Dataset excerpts
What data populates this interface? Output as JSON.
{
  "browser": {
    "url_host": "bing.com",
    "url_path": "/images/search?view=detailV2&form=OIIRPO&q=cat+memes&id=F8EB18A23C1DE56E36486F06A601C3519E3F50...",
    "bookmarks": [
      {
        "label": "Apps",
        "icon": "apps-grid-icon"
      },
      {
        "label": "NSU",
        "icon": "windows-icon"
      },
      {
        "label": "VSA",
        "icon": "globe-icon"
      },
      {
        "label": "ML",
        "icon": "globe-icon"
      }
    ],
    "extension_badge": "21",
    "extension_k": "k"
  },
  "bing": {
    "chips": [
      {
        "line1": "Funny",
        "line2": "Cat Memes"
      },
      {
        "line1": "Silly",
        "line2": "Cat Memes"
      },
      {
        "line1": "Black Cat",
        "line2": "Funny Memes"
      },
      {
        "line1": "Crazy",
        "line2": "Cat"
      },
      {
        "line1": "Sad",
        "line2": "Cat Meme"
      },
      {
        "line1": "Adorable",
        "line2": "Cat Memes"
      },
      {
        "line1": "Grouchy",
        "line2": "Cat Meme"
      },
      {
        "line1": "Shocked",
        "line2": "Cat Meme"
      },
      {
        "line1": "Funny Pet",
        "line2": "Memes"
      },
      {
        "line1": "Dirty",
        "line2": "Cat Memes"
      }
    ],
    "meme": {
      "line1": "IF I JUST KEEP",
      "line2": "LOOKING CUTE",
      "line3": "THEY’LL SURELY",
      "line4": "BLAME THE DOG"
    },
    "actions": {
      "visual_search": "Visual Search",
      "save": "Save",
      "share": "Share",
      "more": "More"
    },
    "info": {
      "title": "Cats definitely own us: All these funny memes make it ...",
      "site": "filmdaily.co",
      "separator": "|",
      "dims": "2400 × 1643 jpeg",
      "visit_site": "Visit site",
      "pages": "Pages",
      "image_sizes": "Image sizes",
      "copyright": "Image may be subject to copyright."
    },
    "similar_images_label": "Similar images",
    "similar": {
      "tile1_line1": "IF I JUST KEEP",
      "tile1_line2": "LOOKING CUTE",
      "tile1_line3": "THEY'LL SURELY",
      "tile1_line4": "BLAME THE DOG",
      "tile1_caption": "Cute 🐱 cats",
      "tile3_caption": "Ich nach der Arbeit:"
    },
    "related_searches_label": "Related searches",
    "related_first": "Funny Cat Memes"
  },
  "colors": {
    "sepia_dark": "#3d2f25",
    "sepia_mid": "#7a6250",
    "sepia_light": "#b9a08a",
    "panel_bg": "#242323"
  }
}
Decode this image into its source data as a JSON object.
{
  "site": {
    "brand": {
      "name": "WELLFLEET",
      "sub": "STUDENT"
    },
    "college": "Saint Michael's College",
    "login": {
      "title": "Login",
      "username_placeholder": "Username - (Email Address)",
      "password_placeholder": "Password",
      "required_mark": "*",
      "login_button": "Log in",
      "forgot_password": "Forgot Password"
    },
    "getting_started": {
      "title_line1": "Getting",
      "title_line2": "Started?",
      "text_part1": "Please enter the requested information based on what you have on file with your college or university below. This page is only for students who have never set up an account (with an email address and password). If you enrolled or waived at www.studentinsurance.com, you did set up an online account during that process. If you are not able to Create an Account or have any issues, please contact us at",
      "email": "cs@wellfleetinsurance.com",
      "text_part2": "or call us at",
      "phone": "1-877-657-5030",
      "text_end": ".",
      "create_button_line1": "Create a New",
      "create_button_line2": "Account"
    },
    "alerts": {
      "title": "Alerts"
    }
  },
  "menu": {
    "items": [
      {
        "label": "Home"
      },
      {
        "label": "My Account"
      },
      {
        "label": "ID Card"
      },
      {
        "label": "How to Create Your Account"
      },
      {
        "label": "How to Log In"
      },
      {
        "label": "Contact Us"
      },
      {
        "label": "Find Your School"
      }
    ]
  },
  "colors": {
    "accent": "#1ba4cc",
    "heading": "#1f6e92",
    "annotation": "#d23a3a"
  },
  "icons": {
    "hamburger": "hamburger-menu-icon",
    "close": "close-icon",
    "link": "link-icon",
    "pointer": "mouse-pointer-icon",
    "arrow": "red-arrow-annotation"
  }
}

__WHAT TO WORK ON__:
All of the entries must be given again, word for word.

__EXERCISE RESPONSE__:
What data populates this interface? Output as JSON.
{
  "browser": {
    "url_host": "bing.com",
    "url_path": "/images/search?view=detailV2&form=OIIRPO&q=cat+memes&id=F8EB18A23C1DE56E36486F06A601C3519E3F50...",
    "bookmarks": [
      {
        "label": "Apps",
        "icon": "apps-grid-icon"
      },
      {
        "label": "NSU",
        "icon": "windows-icon"
      },
      {
        "label": "VSA",
        "icon": "globe-icon"
      },
      {
        "label": "ML",
        "icon": "globe-icon"
      }
    ],
    "extension_badge": "21",
    "extension_k": "k"
  },
  "bing": {
    "chips": [
      {
        "line1": "Funny",
        "line2": "Cat Memes"
      },
      {
        "line1": "Silly",
        "line2": "Cat Memes"
      },
      {
        "line1": "Black Cat",
        "line2": "Funny Memes"
      },
      {
        "line1": "Crazy",
        "line2": "Cat"
      },
      {
        "line1": "Sad",
        "line2": "Cat Meme"
      },
      {
        "line1": "Adorable",
        "line2": "Cat Memes"
      },
      {
        "line1": "Grouchy",
        "line2": "Cat Meme"
      },
      {
        "line1": "Shocked",
        "line2": "Cat Meme"
      },
      {
        "line1": "Funny Pet",
        "line2": "Memes"
      },
      {
        "line1": "Dirty",
        "line2": "Cat Memes"
      }
    ],
    "meme": {
      "line1": "IF I JUST KEEP",
      "line2": "LOOKING CUTE",
      "line3": "THEY’LL SURELY",
      "line4": "BLAME THE DOG"
    },
    "actions": {
      "visual_search": "Visual Search",
      "save": "Save",
      "share": "Share",
      "more": "More"
    },
    "info": {
      "title": "Cats definitely own us: All these funny memes make it ...",
      "site": "filmdaily.co",
      "separator": "|",
      "dims": "2400 × 1643 jpeg",
      "visit_site": "Visit site",
      "pages": "Pages",
      "image_sizes": "Image sizes",
      "copyright": "Image may be subject to copyright."
    },
    "similar_images_label": "Similar images",
    "similar": {
      "tile1_line1": "IF I JUST KEEP",
      "tile1_line2": "LOOKING CUTE",
      "tile1_line3": "THEY'LL SURELY",
      "tile1_line4": "BLAME THE DOG",
      "tile1_caption": "Cute 🐱 cats",
      "tile3_caption": "Ich nach der Arbeit:"
    },
    "related_searches_label": "Related searches",
    "related_first": "Funny Cat Memes"
  },
  "colors": {
    "sepia_dark": "#3d2f25",
    "sepia_mid": "#7a6250",
    "sepia_light": "#b9a08a",
    "panel_bg": "#242323"
  }
}
Decode this image into its source data as a JSON object.
{
  "site": {
    "brand": {
      "name": "WELLFLEET",
      "sub": "STUDENT"
    },
    "college": "Saint Michael's College",
    "login": {
      "title": "Login",
      "username_placeholder": "Username - (Email Address)",
      "password_placeholder": "Password",
      "required_mark": "*",
      "login_button": "Log in",
      "forgot_password": "Forgot Password"
    },
    "getting_started": {
      "title_line1": "Getting",
      "title_line2": "Started?",
      "text_part1": "Please enter the requested information based on what you have on file with your college or university below. This page is only for students who have never set up an account (with an email address and password). If you enrolled or waived at www.studentinsurance.com, you did set up an online account during that process. If you are not able to Create an Account or have any issues, please contact us at",
      "email": "cs@wellfleetinsurance.com",
      "text_part2": "or call us at",
      "phone": "1-877-657-5030",
      "text_end": ".",
      "create_button_line1": "Create a New",
      "create_button_line2": "Account"
    },
    "alerts": {
      "title": "Alerts"
    }
  },
  "menu": {
    "items": [
      {
        "label": "Home"
      },
      {
        "label": "My Account"
      },
      {
        "label": "ID Card"
      },
      {
        "label": "How to Create Your Account"
      },
      {
        "label": "How to Log In"
      },
      {
        "label": "Contact Us"
      },
      {
        "label": "Find Your School"
      }
    ]
  },
  "colors": {
    "accent": "#1ba4cc",
    "heading": "#1f6e92",
    "annotation": "#d23a3a"
  },
  "icons": {
    "hamburger": "hamburger-menu-icon",
    "close": "close-icon",
    "link": "link-icon",
    "pointer": "mouse-pointer-icon",
    "arrow": "red-arrow-annotation"
  }
}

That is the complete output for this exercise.